Even if she’s tired and hasn’t eaten, she’s going to jump to her feet and defend her young. If the male dog hadn’t already turned his aggression towards the female, that could happen now.
You’d end up in a situation where both the puppies and the mother are injured, perhaps critically.
Should Male Dogs Stay Away from Their Puppies?
If your pup is on the more docile side, then he might not respond with jealousy and aggression when presented with a new litter.
That said, it can be difficult to predict how your dog will react to the puppies, which has you wondering if you should separate the male and the newborns.
Yes, separating the male dog from any newborns is a great idea.
Don’t wait until the mother dog gives birth though. As she goes through the last several weeks of her pregnancy, keep the male dog away.
That doesn’t mean you have to kick your dog to the curb. Just put the mother in her own zone and then use doors or doggy gates to prohibit the male dog from getting too close.
Once the mother gives birth, it’s still not the best idea to bring the father into the equation. Give the puppies some time to mature.
The recommended timeframe for introduction is when the puppies are at least six weeks old.
At this new and exciting time in their young lives, keep in mind that the puppies are weaned and stronger, so their curiosity is going to take hold.
They’ll want to check out anything and everything, licking edible and inedible objects alike, crawling, and climbing. The dogs aren’t quite at peak mobility yet, but they’re quickly getting there.
During their initial meeting with dear ol’ dad, the puppies will be very much curious about the male dog.
Don’t put the puppies in the same room as the male and walk away. Stay in the room the entire time and keep a close eye on your male dog.
You know him well, and if he’s getting agitated, you should be able to recognize that.
You might notice that your dog’s body stiffens. His ears could go flat, and he might bare his teeth while snarling or growling.
Separate the puppies from the male dog immediately and resume socialization another day.
Socialization is not an overnight process, I should stress that. You want to incrementally increase how much time the dogs spend together until they’re comfortable with one another, and that will take time.

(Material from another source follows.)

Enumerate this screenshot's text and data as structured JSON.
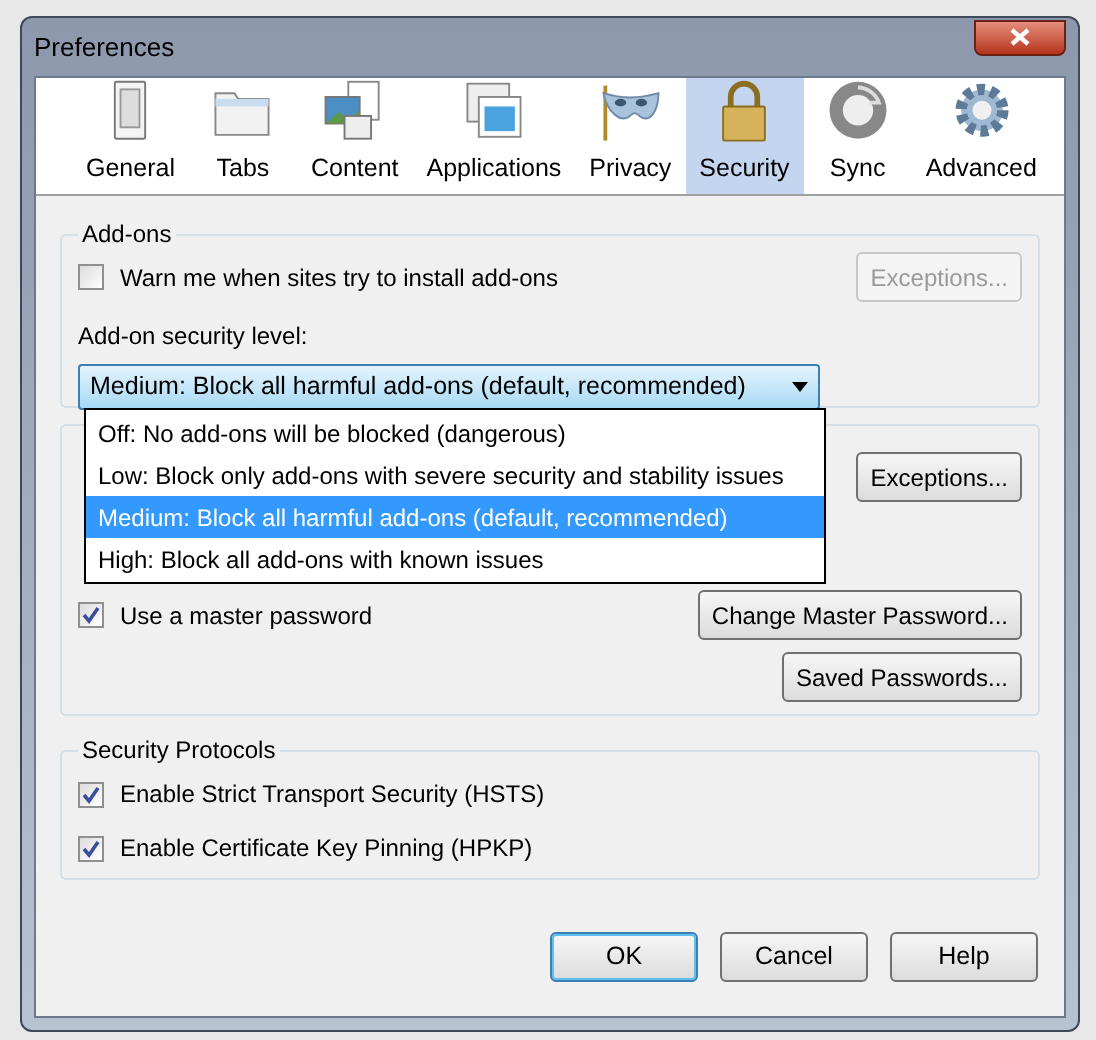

Does a Male Dog Feel Sad When You Take Away Their Puppies?
If you’ve decided that you won’t keep the puppies, then the time will inevitably come when the litter is separated from its parents.
You shouldn’t do this any sooner than nine weeks, as it could reduce the puppy’s sociability and increase their nervousness for the rest of their lives.
If you wait until that time, then a female dog might be more okay with losing her babies. Male dogs though likely will not be sad.
Maybe if the male bonded well with the puppies, he might be a little distraught, but he doesn’t even recognize them as his babies. Thus, the loss isn’t as big of a blow as it can be for the mother dog.